We can do something together. We can continue the work of the HELP Committee to pass a truly bipartisan product that admittedly would just be a start that could involve real compromise on both sides. Republicans could compromise by saying we know we need to have some stability in these health care exchanges, and thus, we're going to make sure that President Trump can't take away payments from insurers, or threaten to take them away on a month-to-month basis. And Democrats can recognize that Republicans want flexibility in these exchanges, want the ability for states to do a little bit more innovation, whether it be with benefit design or reinsurance pools. We can both give and we can get a product that would build trust between both sides that might allow us to do something even bigger later on.
I have no idea whether Deacon's family is Republican or Democrat. I have no idea whether his single mother, who is so deeply fearful today of what Republicans are about to do for her and her child, her best friend, her ten-year-old son, voted for Donald Trump or voted for Hillary Clinton. Because when it hits you, when that heart defect or that schizophrenia or that heroin addiction or that lung cancer strikes you, it doesn't discriminate whether you're a Democrat or Republican. It hits you hard no matter who you voted for. And that's why when we go back home, I know what Republicans want because I hear it in Connecticut. They want us to work together. They are sick and tired of health care being a political football that just gets tossed from one party to the other. We used it to bludgeon Republicans and Republicans used it to bludgeon us and we used it to bludgeon you. It happens back and forth and back and forth
We're on the verge of passing a bill, getting a bill out of the health committee that might begin to end that use of health care as a simple political cudgel. And that's what our constituents want. We're not going to have time to get any public polling on this because no one's going to be able to understand it by next week, but I'll guarantee you it will poll at the same rate that previous versions of Trumpcare have polled - in the teens, in the 20's, Trump voters being the only folks who support it, and that is because people have gotten hip to what's in here. They don't actually think that it's a good idea to take health care away from tens of millions of Americans. But they also don't like the fact that this has been done behind closed doors, this has been done with Republicans only. They want this debate to occur in the open. Whether they are Republican or Democrat, they want both sides to be a part of it. And we are closer to that reality than ever before, pulling the rug out from under the bipartisan process. It's not the meanest, the cruelest part, but it's pretty high on the list.

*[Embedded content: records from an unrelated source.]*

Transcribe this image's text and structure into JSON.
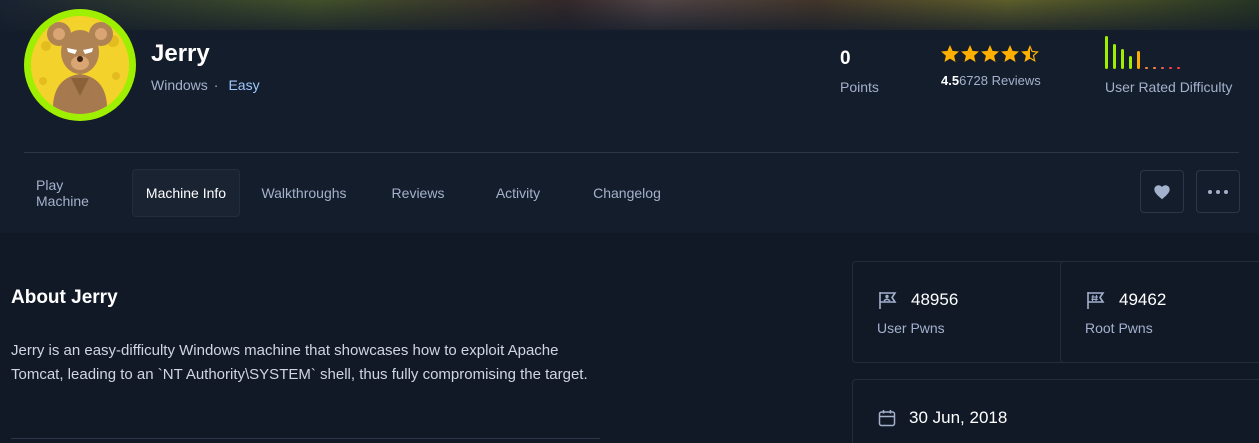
{
  "machine": {
    "name": "Jerry",
    "os": "Windows",
    "separator": "·",
    "difficulty": "Easy"
  },
  "stats": {
    "points_value": "0",
    "points_label": "Points",
    "rating_value": "4.5",
    "rating_count": "6728",
    "rating_suffix": " Reviews",
    "stars_filled": 4.5,
    "difficulty_label": "User Rated Difficulty",
    "difficulty_bar_levels": [
      1.0,
      0.75,
      0.6,
      0.4,
      0.55,
      0.05,
      0.05,
      0.05,
      0.05,
      0.05
    ]
  },
  "tabs": [
    {
      "label": "Play Machine",
      "active": false
    },
    {
      "label": "Machine Info",
      "active": true
    },
    {
      "label": "Walkthroughs",
      "active": false
    },
    {
      "label": "Reviews",
      "active": false
    },
    {
      "label": "Activity",
      "active": false
    },
    {
      "label": "Changelog",
      "active": false
    }
  ],
  "about": {
    "title": "About Jerry",
    "description": "Jerry is an easy-difficulty Windows machine that showcases how to exploit Apache Tomcat, leading to an `NT Authority\\SYSTEM` shell, thus fully compromising the target."
  },
  "cards": {
    "user_pwns_value": "48956",
    "user_pwns_label": "User Pwns",
    "root_pwns_value": "49462",
    "root_pwns_label": "Root Pwns",
    "release_date": "30 Jun, 2018"
  },
  "colors": {
    "accent_green": "#9fef00",
    "star_orange": "#ffaf00",
    "background": "#111927",
    "header_bg": "#141d2b"
  }
}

Think about Deacon. Think about the tens of thousands of little boys like Deacon that live in your state. Don't do this to people of America. Don't do this to the United States Senate. Don't break this place beyond recognition by ramming this through without any process or without any CBO score next week. Let this bipartisan process play out. Let us build some good faith together. That's what the American people want and that's what the American health care system needs.
I yield the floor.